But she marched anyway because she worried about her baby’s future in a world that seems to consider science disposable. Her husband is an engineer at Los Alamos National Laboratory, she studied anthropology, she even has a dog named rocket.
So they joined thousands marching in Santa Fe, many of whom stopped her to remark on her pregnancy, with a mix of administration and concern.
She wore a white T-shirt, with a drawing of the earth stretched over her belly, and carried a sign that read “evidence-based policy and not policy-based evidence.”
Hundreds turned out in light rain for a pro-science rally on the Vermont statehouse lawn in Montpelier.
One of the speakers, Rose Paul, director of conservation science for The Nature Conservancy of Vermont, told the crowd that “Science is not a partisan issue.” She said “climate change is happening” and scientists are needed to help understand how shifting weather patterns are affecting the world.
Lara Stephens-Brown, a graduate student studying veterinary medicine at the University of Minnesota, joined thousands marching in St. Paul.
They chanted “hey hey, ho ho, we won’t let this planet go.”
There are cancer survivors and doctors with signs that say “science saves lives,” she said, and estimated that 90 percent of the signs are not political.
“Science is not a partisan issue,” she said. “Science is for everyone, and should be supported by everyone in our government.”
Thousands of people stood outside the Washington Monument amid bouts of downpours, listening to a mix of speeches and music. Speakers noted that President Trump was in the White House nearby, having cancelled a weekend in New Jersey.
This was the first protest for Jeannette Villabon and her son Nikko Chey of Stanhope, New Jersey. So Villabon went all out, donning a Tyrannosaurus rex costume and holding a sign that said: “Hey tiny hands fund EPA study. Quit being cretaceous.”

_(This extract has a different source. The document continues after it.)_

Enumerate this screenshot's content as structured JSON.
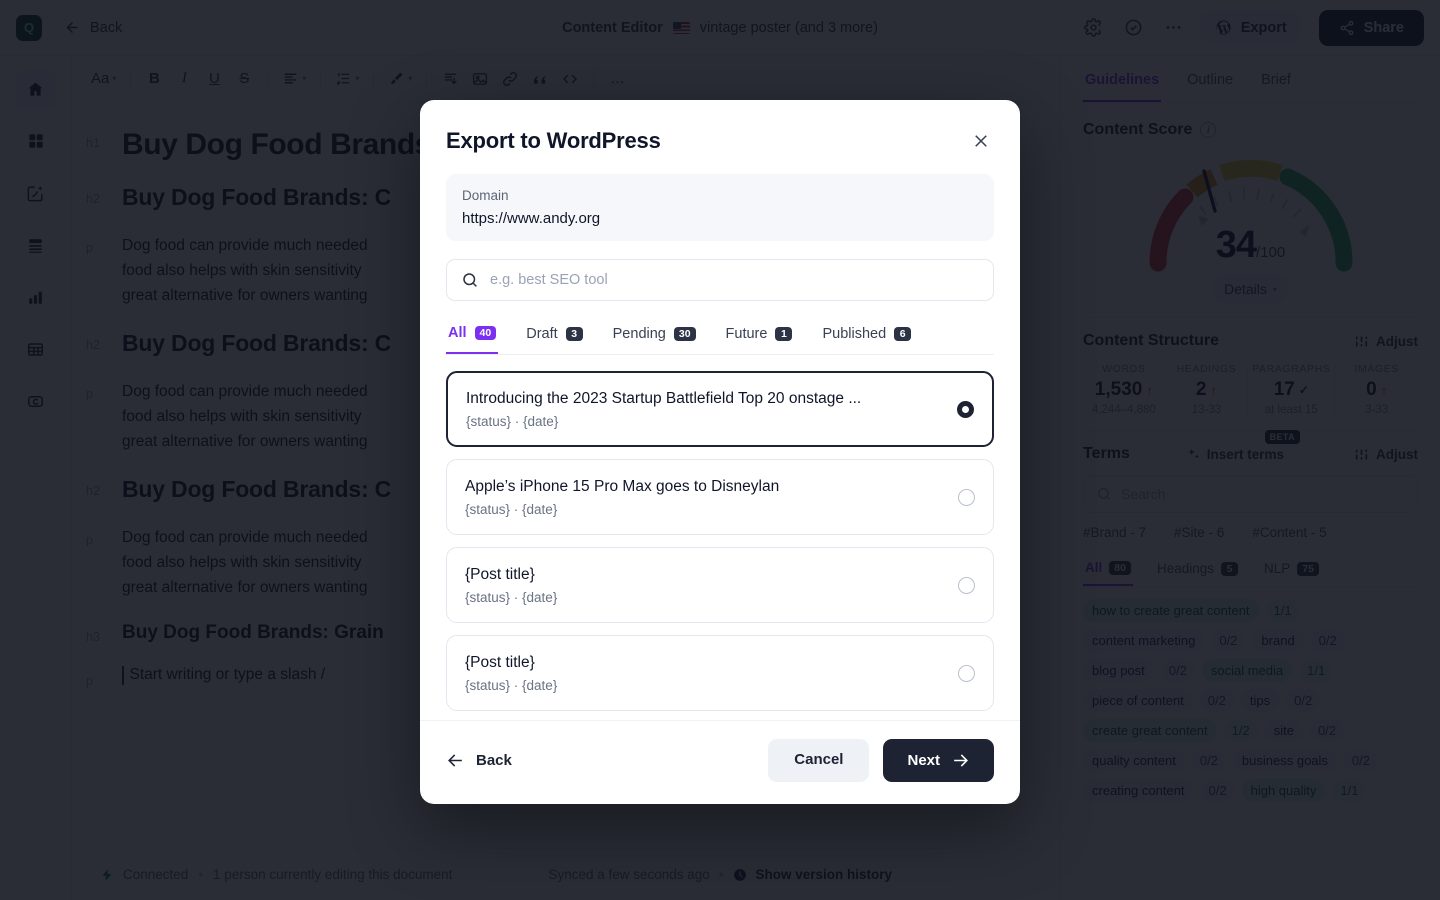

Trump’s “archaic thinking is going to ruin us all,” Villabon said.
Other signs were only slightly less pointed, such as “edit genes not the truth,” ”data not dogma” and “global warming is real. Trump is the hoax.”
More than a thousand people stretched for miles through the streets of Gainesville, Florida. It was a peaceful demonstration, said Pati Vitt, a plant scientist at the Chicago Botanic Garden in town for work at the university.
“We’re scientists, so we’re orderly,” she said with a laugh. “We let the signs do the talking.”
She said her favorite featured a drawing of DNA, with the note “checks itself before it wrecks itself.”
And she hopes the crowds at hundreds of cities across the country draw attention to the perils of ignoring science funding.
Hundreds of people have braved pouring rain in Nashville, Tennessee, as they march through city streets and chant “science, not silence.”
It’s just one of the locations across the United States and the world on Saturday’s March for Science events.
Lawyer Jatin Shah brought his young sons — a 5-year-old who wants to be a dentist when he grows up and a 6-year-old who plans to be a doctor.
Marchers are waving signs that say “there is no planet B,” ”make America think again” and “climate change is real, ask any polar bear.”
Shah worries about his sons’ futures if science spending is cut.
The March for Science attracted several thousand people in Berlin, and those supporters of sciences have walked from one of the city’s universities to the Brandenburg Gate.
Meike Weltin is a doctorate student at an environmental institute near Berlin. She says she’s participating because — in her words — “I think that politics need to listen to sciences.”
Germany’s foreign minister, Sigmar Gabriel, has endorsed March for Science events across Germany. Gabriel says “free research and teaching are the supporting pillars of an open and modern society.”
Thousands of people attended March for Science events around the world to promote the understanding of science and defend it from various attacks, including U.S. government budget cuts.
The march puts scientists — who generally shy away from advocacy and whose work depends on objective experimentation — into a more public position.
Scientists involved in the march say they’re anxious about political and public rejection of established science such as climate change and the safety of vaccines.